* [RECORDS PROVIDED]

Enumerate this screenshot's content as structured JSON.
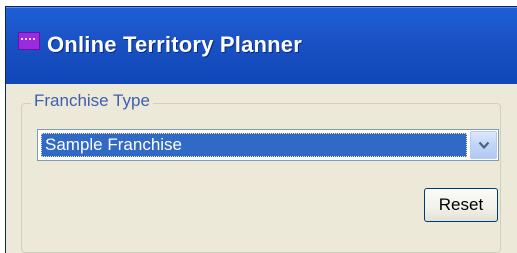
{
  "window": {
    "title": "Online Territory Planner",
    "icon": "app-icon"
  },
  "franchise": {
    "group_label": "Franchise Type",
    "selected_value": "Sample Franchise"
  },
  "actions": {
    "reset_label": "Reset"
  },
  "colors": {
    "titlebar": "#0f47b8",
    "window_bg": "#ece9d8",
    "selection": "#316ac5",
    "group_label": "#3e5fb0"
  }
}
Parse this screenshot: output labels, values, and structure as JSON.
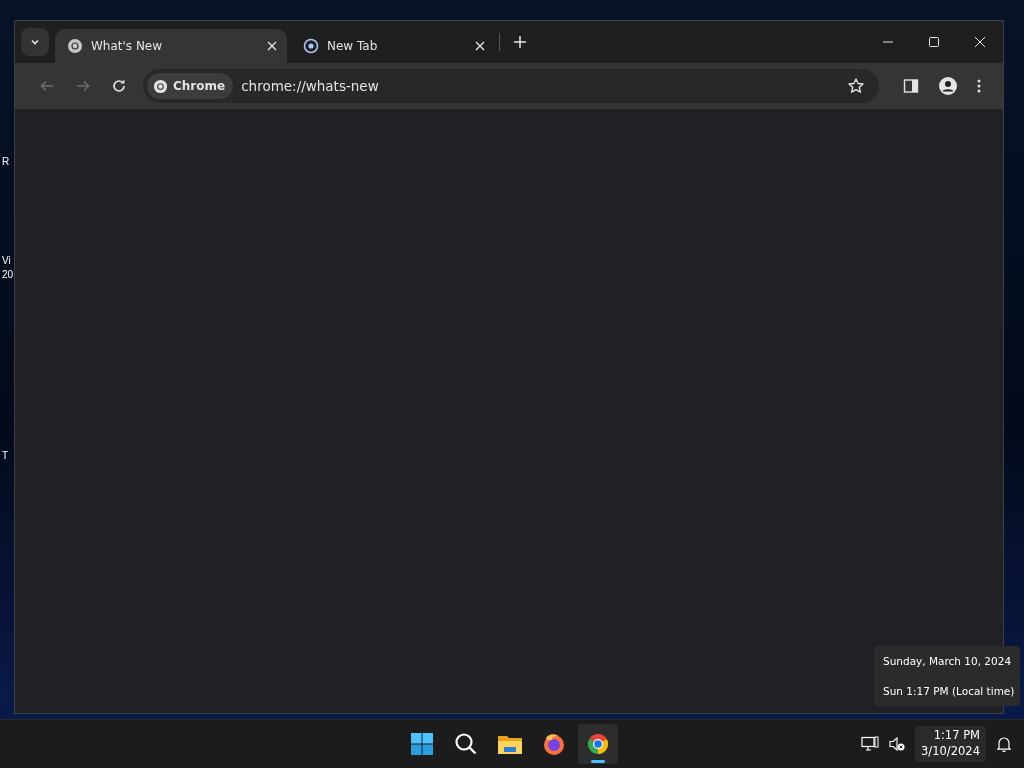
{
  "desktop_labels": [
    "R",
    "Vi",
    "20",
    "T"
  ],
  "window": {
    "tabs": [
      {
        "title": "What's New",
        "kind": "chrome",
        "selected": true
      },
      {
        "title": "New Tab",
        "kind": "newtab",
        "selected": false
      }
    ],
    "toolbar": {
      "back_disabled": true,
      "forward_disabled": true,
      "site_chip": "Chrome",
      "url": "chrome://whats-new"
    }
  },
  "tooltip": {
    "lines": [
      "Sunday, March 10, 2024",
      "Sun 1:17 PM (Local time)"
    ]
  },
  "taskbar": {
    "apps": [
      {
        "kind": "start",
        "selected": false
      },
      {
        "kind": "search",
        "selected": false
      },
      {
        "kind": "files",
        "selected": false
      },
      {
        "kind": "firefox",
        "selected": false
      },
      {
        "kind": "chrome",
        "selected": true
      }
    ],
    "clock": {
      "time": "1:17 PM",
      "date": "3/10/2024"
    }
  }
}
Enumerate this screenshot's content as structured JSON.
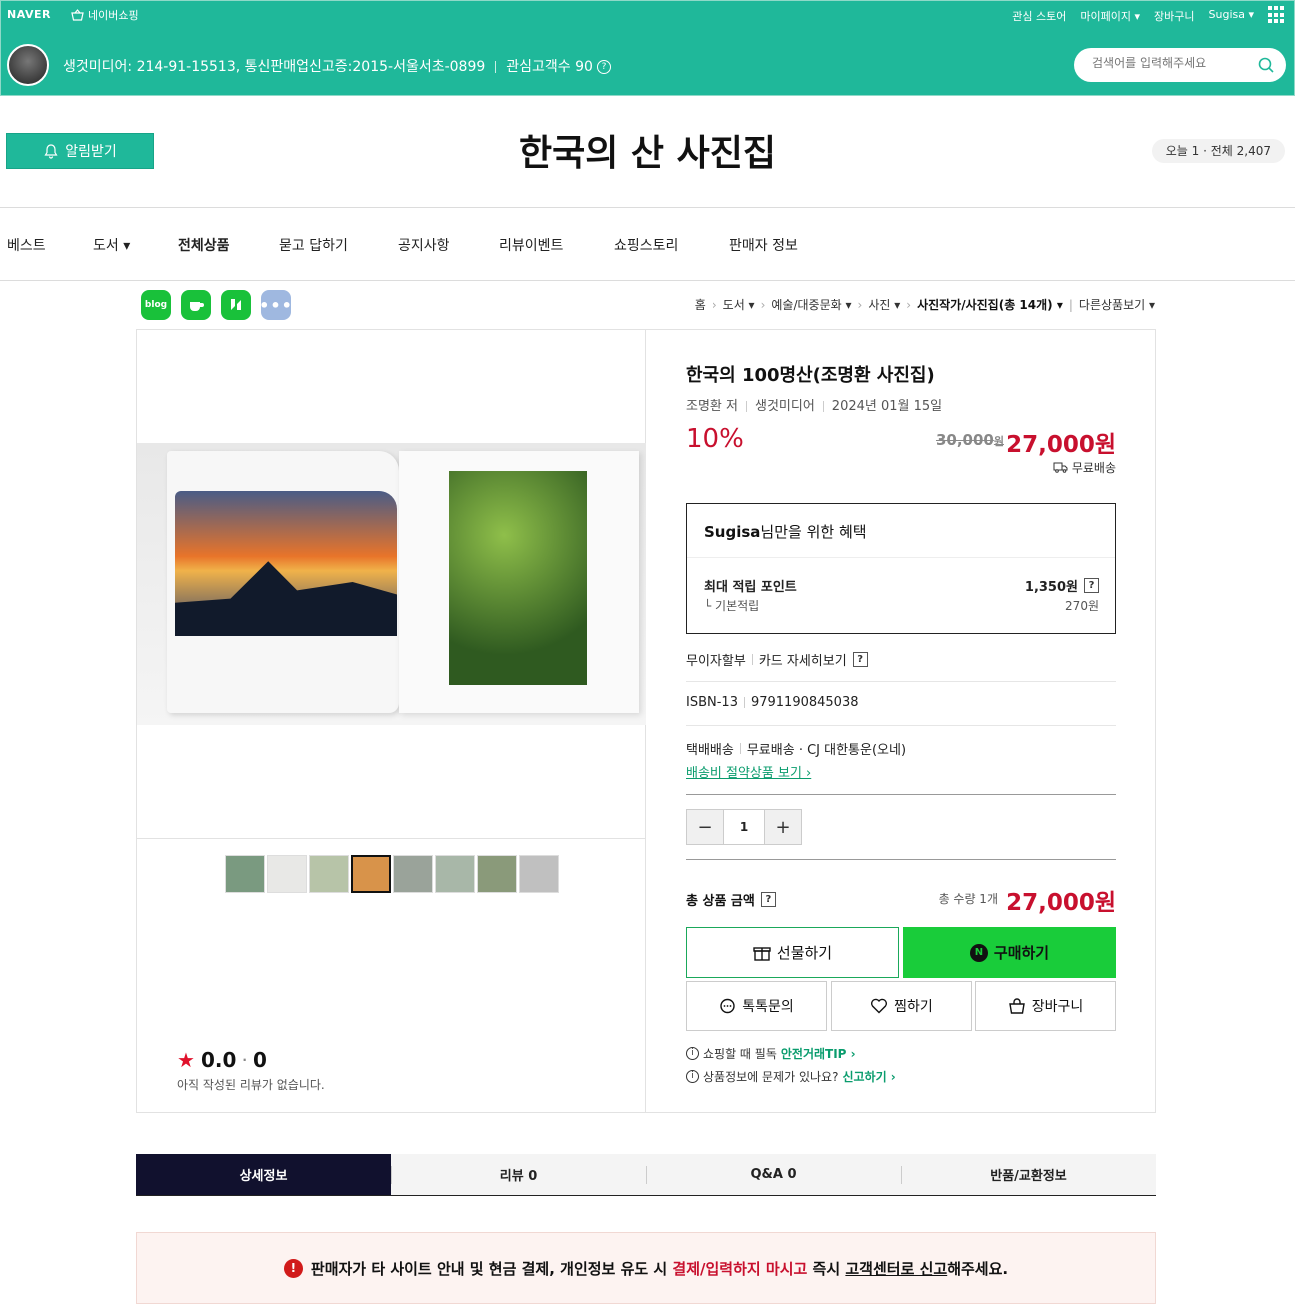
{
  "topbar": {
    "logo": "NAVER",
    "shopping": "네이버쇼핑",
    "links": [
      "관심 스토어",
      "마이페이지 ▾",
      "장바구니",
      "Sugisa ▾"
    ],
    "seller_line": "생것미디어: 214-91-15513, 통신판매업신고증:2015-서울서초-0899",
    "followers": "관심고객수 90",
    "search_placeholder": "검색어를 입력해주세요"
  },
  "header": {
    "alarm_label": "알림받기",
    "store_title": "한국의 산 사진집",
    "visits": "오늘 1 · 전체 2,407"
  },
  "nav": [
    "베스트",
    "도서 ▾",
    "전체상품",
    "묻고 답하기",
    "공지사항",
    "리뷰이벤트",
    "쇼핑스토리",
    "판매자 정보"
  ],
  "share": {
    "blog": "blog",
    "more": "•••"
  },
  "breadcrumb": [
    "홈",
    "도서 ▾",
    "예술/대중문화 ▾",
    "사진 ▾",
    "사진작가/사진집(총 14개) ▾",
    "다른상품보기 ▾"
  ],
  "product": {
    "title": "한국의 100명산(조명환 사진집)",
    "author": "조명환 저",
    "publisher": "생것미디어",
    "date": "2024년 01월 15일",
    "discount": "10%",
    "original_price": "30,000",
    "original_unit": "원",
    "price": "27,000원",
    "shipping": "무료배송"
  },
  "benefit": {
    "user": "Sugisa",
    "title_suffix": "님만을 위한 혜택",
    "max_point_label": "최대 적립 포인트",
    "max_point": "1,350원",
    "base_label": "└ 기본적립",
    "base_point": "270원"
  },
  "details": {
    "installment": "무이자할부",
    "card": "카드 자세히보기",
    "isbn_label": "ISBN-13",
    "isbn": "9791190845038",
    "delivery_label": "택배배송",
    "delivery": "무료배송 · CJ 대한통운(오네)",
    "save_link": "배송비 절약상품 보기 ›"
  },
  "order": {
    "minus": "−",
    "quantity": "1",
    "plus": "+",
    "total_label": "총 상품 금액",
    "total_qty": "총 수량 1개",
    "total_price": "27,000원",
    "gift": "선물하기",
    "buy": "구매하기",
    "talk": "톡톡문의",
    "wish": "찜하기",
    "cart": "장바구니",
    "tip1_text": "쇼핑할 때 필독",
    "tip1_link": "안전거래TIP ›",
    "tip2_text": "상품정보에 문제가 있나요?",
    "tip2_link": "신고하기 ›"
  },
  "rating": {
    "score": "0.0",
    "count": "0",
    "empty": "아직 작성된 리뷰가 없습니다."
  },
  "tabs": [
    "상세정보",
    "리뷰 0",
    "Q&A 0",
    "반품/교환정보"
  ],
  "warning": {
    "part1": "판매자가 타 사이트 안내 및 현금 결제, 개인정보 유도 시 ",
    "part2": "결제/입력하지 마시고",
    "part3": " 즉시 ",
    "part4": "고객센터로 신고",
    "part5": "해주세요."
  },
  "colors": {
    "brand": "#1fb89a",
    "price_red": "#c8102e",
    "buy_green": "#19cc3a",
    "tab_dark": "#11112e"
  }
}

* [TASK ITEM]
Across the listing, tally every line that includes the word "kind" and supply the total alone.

* [EXERCISE RESPONSE]
7